INSTRUCTIONS TO FOLLOW:
Copy out each line of the data that includes the string "Configurazione".

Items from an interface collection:
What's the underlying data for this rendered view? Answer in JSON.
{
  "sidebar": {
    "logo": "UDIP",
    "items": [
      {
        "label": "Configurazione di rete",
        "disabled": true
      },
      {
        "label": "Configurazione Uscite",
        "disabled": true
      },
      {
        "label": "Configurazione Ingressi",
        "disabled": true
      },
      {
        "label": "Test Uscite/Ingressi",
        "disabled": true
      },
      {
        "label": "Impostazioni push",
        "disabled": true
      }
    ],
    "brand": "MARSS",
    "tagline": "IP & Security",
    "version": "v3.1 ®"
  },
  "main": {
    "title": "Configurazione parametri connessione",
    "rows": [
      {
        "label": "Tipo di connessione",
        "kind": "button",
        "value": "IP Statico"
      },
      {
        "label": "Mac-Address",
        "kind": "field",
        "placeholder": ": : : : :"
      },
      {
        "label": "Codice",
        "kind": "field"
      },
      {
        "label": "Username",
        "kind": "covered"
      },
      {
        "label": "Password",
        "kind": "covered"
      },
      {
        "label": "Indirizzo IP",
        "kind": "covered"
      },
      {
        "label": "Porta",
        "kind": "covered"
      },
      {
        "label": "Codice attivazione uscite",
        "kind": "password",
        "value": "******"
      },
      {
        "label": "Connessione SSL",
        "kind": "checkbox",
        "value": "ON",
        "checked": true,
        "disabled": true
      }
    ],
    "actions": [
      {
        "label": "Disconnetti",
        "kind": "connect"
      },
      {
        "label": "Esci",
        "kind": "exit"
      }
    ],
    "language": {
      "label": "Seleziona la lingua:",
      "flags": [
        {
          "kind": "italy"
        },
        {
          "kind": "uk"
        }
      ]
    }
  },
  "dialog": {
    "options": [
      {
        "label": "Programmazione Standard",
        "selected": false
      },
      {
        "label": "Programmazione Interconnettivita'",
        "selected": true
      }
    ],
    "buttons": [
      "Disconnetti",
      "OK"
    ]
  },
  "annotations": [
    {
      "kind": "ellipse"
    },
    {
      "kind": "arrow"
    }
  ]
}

WRITTEN ANSWER:
        "label": "Configurazione di rete",
        "label": "Configurazione Uscite",
        "label": "Configurazione Ingressi",
    "title": "Configurazione parametri connessione",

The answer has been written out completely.